healthy eating habits promote life.
WIC is the special supplemental nutrition Program for women, infants and children. In Illinois it is administered by the Illinois Department of Human Services (IDHS) and is funded by the United States Department of Agriculture (USDA). WIC can help with making right food choices with advice from trained staff on nutrition.
WIC can provide:
- EBT card to buy healthy foods – like milk, juice, eggs, cheese, cereal, dry beans or peas, and peanut butter
- Information about nutrition and health to help you and your family eat well and be healthy
- Information and help about breastfeeding
- Help in finding health care and other services in your area
Women and children that meet the following criteria may be eligible for these services:
- Women who are pregnant, breastfeeding or just had a baby in the previous six months
- Infants and Children under 5 years old (including foster children)
- Families with a low to medium income, your annual income must meet the guidelines. It is possible to work and still meet these guidelines.
- If you have a medical or nutritional health risk.
Even if you and family members are working, it can be hard to make ends meet. Click on the following links to see if you might qualify for WIC benefits.
If you wish to apply for benefits contact the Wayne County Health Department at 618-842-5166 Ext. 101.
If you are a business, and wish to accept WIC special checks (WIC food instruments) at your store, information is available by calling the State WIC Office at 217-782-2166. If you would like a toll-free option, you can call the DHS Helpline at 1-800-843-6154.
In accordance with federal civil rights law and U.S. Department of Agriculture (USDA) civil rights regulations and policies, this institution is prohibited from discriminating on the basis of race, color, national origin, sex (including gender identity and sexual orientation), disability, age, or reprisal or retaliation for prior civil rights activity.
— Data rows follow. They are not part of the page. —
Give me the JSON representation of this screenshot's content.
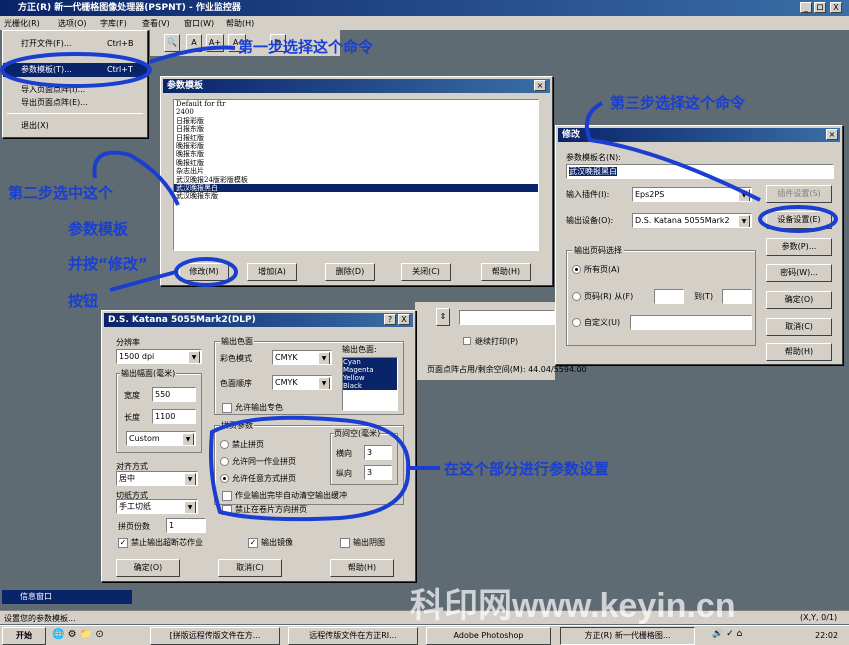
{
  "app": {
    "title": "方正(R) 新一代栅格图像处理器(PSPNT) - 作业监控器",
    "menu": [
      "光栅化(R)",
      "选项(O)",
      "字库(F)",
      "查看(V)",
      "窗口(W)",
      "帮助(H)"
    ],
    "window_controls": [
      "_",
      "ロ",
      "X"
    ]
  },
  "file_menu": {
    "items": [
      "打开文件(F)...",
      "参数模板(T)...",
      "导入页面点阵(I)...",
      "导出页面点阵(E)...",
      "退出(X)"
    ],
    "shortcuts": [
      "Ctrl+B",
      "Ctrl+T"
    ]
  },
  "template_dialog": {
    "title": "参数模板",
    "list": [
      "Default for ftr",
      "2400",
      "日报彩版",
      "日报东版",
      "日报红版",
      "晚报彩版",
      "晚报东版",
      "晚报红版",
      "杂志出片",
      "武汉晚报24版彩版模板",
      "武汉晚报黑白",
      "武汉晚报东版"
    ],
    "selected_index": 10,
    "buttons": [
      "修改(M)",
      "增加(A)",
      "删除(D)",
      "关闭(C)",
      "帮助(H)"
    ]
  },
  "modify_dialog": {
    "title": "修改",
    "name_label": "参数模板名(N):",
    "name_value": "武汉晚报黑白",
    "input_plugin_label": "输入插件(I):",
    "input_plugin_value": "Eps2PS",
    "plugin_settings_button": "插件设置(S)",
    "output_device_label": "输出设备(O):",
    "output_device_value": "D.S. Katana 5055Mark2",
    "device_settings_button": "设备设置(E)",
    "page_group_label": "输出页码选择",
    "page_options": [
      "所有页(A)",
      "页码(R) 从(F)",
      "自定义(U)"
    ],
    "to_label": "到(T)",
    "side_buttons": [
      "参数(P)...",
      "密码(W)...",
      "确定(O)",
      "取消(C)",
      "帮助(H)"
    ]
  },
  "katana_dialog": {
    "title": "D.S. Katana 5055Mark2(DLP)",
    "title_buttons": [
      "?",
      "X"
    ],
    "resolution_label": "分辨率",
    "resolution_value": "1500 dpi",
    "output_size_group": "输出幅面(毫米)",
    "width_label": "宽度",
    "width_value": "550",
    "length_label": "长度",
    "length_value": "1100",
    "size_preset": "Custom",
    "align_label": "对齐方式",
    "align_value": "居中",
    "cut_label": "切纸方式",
    "cut_value": "手工切纸",
    "copies_label": "拼页份数",
    "copies_value": "1",
    "output_color_group": "输出色面",
    "color_mode_label": "彩色模式",
    "color_mode_value": "CMYK",
    "color_order_label": "色面顺序",
    "color_order_value": "CMYK",
    "output_colors_label": "输出色面:",
    "output_colors": [
      "Cyan",
      "Magenta",
      "Yellow",
      "Black"
    ],
    "spot_color_label": "允许输出专色",
    "imposition_group": "拼页参数",
    "imposition_options": [
      "禁止拼页",
      "允许同一作业拼页",
      "允许任意方式拼页"
    ],
    "gap_group": "页间空(毫米)",
    "horizontal_label": "横向",
    "horizontal_value": "3",
    "vertical_label": "纵向",
    "vertical_value": "3",
    "check_clear_buffer": "作业输出完毕自动清空输出缓冲",
    "check_forbid_roll": "禁止在卷片方向拼页",
    "check_forbid_overflow": "禁止输出超断芯作业",
    "check_mirror": "输出镜像",
    "check_negative": "输出阴图",
    "buttons": [
      "确定(O)",
      "取消(C)",
      "帮助(H)"
    ]
  },
  "background_panel": {
    "continue_print": "继续打印(P)",
    "status": "页面点阵占用/剩余空间(M): 44.04/5594.00"
  },
  "annotations": {
    "step1": "第一步选择这个命令",
    "step2_line1": "第二步选中这个",
    "step2_line2": "参数模板",
    "step2_line3": "并按“修改”",
    "step2_line4": "按钮",
    "step3": "第三步选择这个命令",
    "params": "在这个部分进行参数设置"
  },
  "statusbar": {
    "info_window": "信息窗口",
    "hint": "设置您的参数模板...",
    "coords": "(X,Y, 0/1)"
  },
  "taskbar": {
    "start": "开始",
    "tasks": [
      "[拼版远程传版文件在方...",
      "远程传版文件在方正RI...",
      "Adobe Photoshop",
      "方正(R) 新一代栅格图..."
    ],
    "clock": "22:02"
  },
  "watermark": "科印网www.keyin.cn",
  "colors": {
    "annotation": "#1a3fd0",
    "titlebar": "#0a246a",
    "selection": "#0a246a",
    "desktop": "#5f6b73"
  }
}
Program information may be made available in languages other than English. Persons with disabilities who require alternative means of communication to obtain program information (e.g., Braille, large print, audiotape, American Sign Language), should contact the responsible state or local agency that administers the program or USDA’s TARGET Center at (202) 720-2600 (voice and TTY) or contact USDA through the Federal Relay Service at (800) 877-8339.
To file a program discrimination complaint, a Complainant should complete a Form AD-3027, USDA Program Discrimination Complaint Form which can be obtained online at: https://www.usda.gov/sites/default/files/documents/USDA-OASCR%20P-Complaint-Form-0508-0002-508-11-28-17Fax2Mail.pdf, from any USDA office, by calling (866) 632-9992, or by writing a letter addressed to USDA. The letter must contain the complainant’s name, address, telephone number, and a written description of the alleged discriminatory action in sufficient detail to inform the Assistant Secretary for Civil Rights (ASCR) about the nature and date of an alleged civil rights violation. The completed AD-3027 form or letter must be submitted to USDA by:
U.S. Department of Agriculture
Office of the Assistant Secretary for Civil Rights
1400 Independence Avenue, SW
Washington, D.C. 20250-9410; or
(833) 256-1665 or (202) 690-7442; or
3. email: email@example.com
This institution is an equal opportunity provider.
When you come to your first WIC appointment, please bring the following items:
- Identification (e.g., driver’s license, photo ID)
- Proof of income (e.g., two recent pay stubs, public aid card, income fax form)
- Proof of residency (e.g., utility bill or recent mail with dated postal stamp)
- Proof of birth (e.g., birth certificate or hospital foot prints for your infant or child)
- Immunization Records
The above information is reviewed, along with the participants health history. A health screening is performed on each participant. From there, information is plotted on growth charts and evaluated individually to determine WIC eligibility. Participants are then counseled by a health professional. Eating habits are discussed and food histories are evaluated. At that time, each participant is informed of their eligibility and WIC Program responsibilities.
Nicole Schoenborn R.N .